A characteristic feature of the present invention is the addition of an amount of oxygen-releasing agent, which is not required for propagation of the initiation signal, for the purpose of mitigating the effect of ingressed fuel. This has been shown to be capable of giving a substantially extended operational life of transmission tube.
In a second aspect of the invention there is provided a method of extending the operational life of a transmission tubing for use as a low energy fuse which will be in contact with hot fuel oil such as diesel, the method comprising forming a transmission tubing of which the plastics material is wholly or predominantly a polyolefine or a derivatised polyolefine of the kinds above described (but may also be another oil absorbing plastic such as polyamide or polyester) and which contains in its central core a reactive signal transmitting particulate substance (such as loose, consolidated, bound or thread/filament carried material), comprising a metal or quasi metal fuel and secondary high explosive, wherein during forming of the tubing up to about 50% w/w, say about 25% to 45% w/w, of a particulate solid oxygen-releasing agent is also added into the central core of the tubing to enhance the oil resistance of the fuse.
A third aspect of the invention provides a method of detonating a low energy fuse comprising bringing a low energy fuse as defined in the first aspect of the invention into contact with a fuel component of an emulsion explosive to be detonated, leaving the fuse in for at least 70 hours, and detonating the low energy fuse to initiate an explosion.
Oxygen releasing agents are known for use as principal reagents of pyrotechnic mixtures in the art of low-energy fuses (e.g. see referenced publications in European Patent Specification no. 327219), and include compounds such as perchlorates, permanganates and peroxides.
Suitable secondary high explosives include one or more of the following: PETN, RDX, HMX, TNT, dinitroethylurea and tetryl.
Suitable metal/quasi metal fuels are already known in the art as such e.g. aluminium and silicon.
In an example of the invention, a polyethylene transmission tube was constructed as follows.

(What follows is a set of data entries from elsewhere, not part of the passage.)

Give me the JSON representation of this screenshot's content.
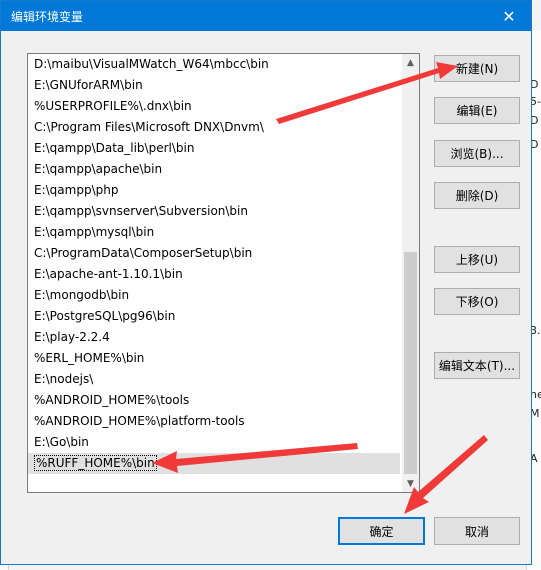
{
  "dialog": {
    "title": "编辑环境变量",
    "close_glyph": "✕"
  },
  "paths": [
    "D:\\maibu\\VisualMWatch_W64\\mbcc\\bin",
    "E:\\GNUforARM\\bin",
    "%USERPROFILE%\\.dnx\\bin",
    "C:\\Program Files\\Microsoft DNX\\Dnvm\\",
    "E:\\qampp\\Data_lib\\perl\\bin",
    "E:\\qampp\\apache\\bin",
    "E:\\qampp\\php",
    "E:\\qampp\\svnserver\\Subversion\\bin",
    "E:\\qampp\\mysql\\bin",
    "C:\\ProgramData\\ComposerSetup\\bin",
    "E:\\apache-ant-1.10.1\\bin",
    "E:\\mongodb\\bin",
    "E:\\PostgreSQL\\pg96\\bin",
    "E:\\play-2.2.4",
    "%ERL_HOME%\\bin",
    "E:\\nodejs\\",
    "%ANDROID_HOME%\\tools",
    "%ANDROID_HOME%\\platform-tools",
    "E:\\Go\\bin",
    "%RUFF_HOME%\\bin"
  ],
  "selected_index": 19,
  "buttons": {
    "new": "新建(N)",
    "edit": "编辑(E)",
    "browse": "浏览(B)...",
    "delete": "删除(D)",
    "move_up": "上移(U)",
    "move_down": "下移(O)",
    "edit_text": "编辑文本(T)...",
    "ok": "确定",
    "cancel": "取消"
  },
  "scroll": {
    "up_glyph": "▲",
    "down_glyph": "▼"
  },
  "background_fragments": [
    "D",
    "5-",
    "D",
    "D",
    "3.",
    "he",
    "M",
    "A"
  ],
  "colors": {
    "titlebar": "#0078d7",
    "annotation_arrow": "#f03a3a",
    "default_button_border": "#0078d7"
  }
}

A blend of LLDPE (85%) and low functionality (2%) EVA (15%) was extruded by a Battenfelder extruder (5.0 cm diameter, 24:11/d metering screw), through a 3.0 cm outer die and a 1.4 cm inner mandrel. The melt was subjected to a 15:1 drawdown over 25 cm through a 7.6 mm diameter sizing die and processed as known per se in the art. The large tube dimensions were about 7.6 mm outer diameter (O.D.) extruded at a rate of about 5 m per minute. After stretching, the tube size was about 3 mm O.D. and produced at a rate of 45 m per minute. A reactive/detonable core mixture of 6 parts aluminium and 94 parts HMX to which 54 parts of KClO4 were added (i.e. respectively about 3.9% w/w, 61.04% w/w and 35.06% w/w) to the large tube at a rate sufficient to give a final core load of about 20 mg/m (4.4 g/m.sup. 2 of internal area). The tensile strength of this tube was about 140 N/m2.

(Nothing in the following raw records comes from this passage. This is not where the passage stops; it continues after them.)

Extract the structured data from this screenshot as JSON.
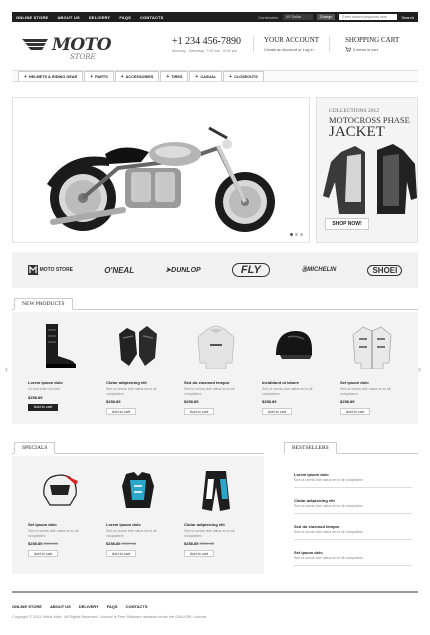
{
  "topbar": {
    "nav": [
      "ONLINE STORE",
      "ABOUT US",
      "DELIVERY",
      "FAQS",
      "CONTACTS"
    ],
    "currencies_label": "Currencies:",
    "currency_value": "US Dollar",
    "change_label": "Change",
    "search_placeholder": "Enter search keywords here",
    "search_label": "Search"
  },
  "header": {
    "logo_main": "MOTO",
    "logo_sub": "STORE",
    "phone": "+1 234 456-7890",
    "hours": "Monday - Saturday: 7:00 am - 6:00 pm",
    "account_title": "YOUR ACCOUNT",
    "account_create": "Create an Account",
    "account_or": "or",
    "account_login": "Log in",
    "cart_title": "SHOPPING CART",
    "cart_status": "0 items in cart"
  },
  "menu": [
    "HELMETS & RIDING GEAR",
    "PARTS",
    "ACCESSORIES",
    "TIRES",
    "CASUAL",
    "CLOSEOUTS"
  ],
  "promo": {
    "collection": "COLLECTIONS 2012",
    "title": "MOTOCROSS PHASE",
    "subtitle": "JACKET",
    "button": "SHOP NOW!"
  },
  "brands": [
    "MOTO STORE",
    "O'NEAL",
    "DUNLOP",
    "FLY",
    "MICHELIN",
    "SHOEI"
  ],
  "new_products": {
    "title": "NEW PRODUCTS",
    "items": [
      {
        "name": "Lorem ipsum dolo",
        "desc": "Ut wisi enim ad mini",
        "price": "$258.89",
        "button": "Add to cart",
        "dark": true,
        "icon": "boots-icon"
      },
      {
        "name": "Clotur adipisicing elit",
        "desc": "Sed ut omnis iste natus error sit voluptatem",
        "price": "$258.89",
        "button": "Add to cart",
        "dark": false,
        "icon": "gloves-icon"
      },
      {
        "name": "Sed do eiusmod tempor",
        "desc": "Sed ut omnis iste natus error sit voluptatem",
        "price": "$258.89",
        "button": "Add to cart",
        "dark": false,
        "icon": "hoodie-icon"
      },
      {
        "name": "Incididunt ut labore",
        "desc": "Sed ut omnis iste natus error sit voluptatem",
        "price": "$258.89",
        "button": "Add to cart",
        "dark": false,
        "icon": "helmet-icon"
      },
      {
        "name": "Set ipsum dolo",
        "desc": "Sed ut omnis iste natus error sit voluptatem",
        "price": "$258.89",
        "button": "Add to cart",
        "dark": false,
        "icon": "jacket-icon"
      }
    ]
  },
  "specials": {
    "title": "SPECIALS",
    "items": [
      {
        "name": "Set ipsum dolo",
        "desc": "Sed ut omnis iste natus error sit voluptatem",
        "price": "$258.89",
        "old_price": "$335.88",
        "button": "Add to cart",
        "icon": "mx-helmet-icon"
      },
      {
        "name": "Lorem ipsum dolo",
        "desc": "Sed ut omnis iste natus error sit voluptatem",
        "price": "$258.89",
        "old_price": "$335.88",
        "button": "Add to cart",
        "icon": "chest-protector-icon"
      },
      {
        "name": "Clotur adipisicing elit",
        "desc": "Sed ut omnis iste natus error sit voluptatem",
        "price": "$258.89",
        "old_price": "$335.88",
        "button": "Add to cart",
        "icon": "mx-pants-icon"
      }
    ]
  },
  "bestsellers": {
    "title": "BESTSELLERS",
    "items": [
      {
        "name": "Lorem ipsum dolo",
        "desc": "Sed ut omnis iste natus error sit voluptatem"
      },
      {
        "name": "Clotur adipisicing elit",
        "desc": "Sed ut omnis iste natus error sit voluptatem"
      },
      {
        "name": "Sed do eiusmod tempor",
        "desc": "Sed ut omnis iste natus error sit voluptatem"
      },
      {
        "name": "Set ipsum dolo",
        "desc": "Sed ut omnis iste natus error sit voluptatem"
      }
    ]
  },
  "footer": {
    "nav": [
      "ONLINE STORE",
      "ABOUT US",
      "DELIVERY",
      "FAQS",
      "CONTACTS"
    ],
    "copyright": "Copyright © 2011 Vellux Mart . All Rights Reserved. Joomla! is Free Software released under the GNU/GPL License."
  }
}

A break load of 80 kg was required at an extension of 160%.
After immersing the tube in diesel at 50° C. for 150 hours, the fuse was detonated successfully. The time in which the fuse consistently failed was very much later than a corresponding fuse which lacked the presence of KClO4 (below 80 hours)
It will be appreciated that the core loading will be variable depending on the sleep time field conditions, and strength required. Preliminary tests suggest, however, that a core loading of from about 15 to 25 mgm-1 will be suitable for an oil resistant shock tube.
Of course the temperature (and therefore penetration) of the fuel used in the field will vary considerably (from say 25° C. to 70° C.) and therefore this should be borne in mind when constructing a low energy fuse of the invention which must have a specified minimum sleep time.
The invention also extends to low-energy fuse assemblies comprising delay elements and/or detonators connected to one or both ends of the transmission tubing as aforesaid.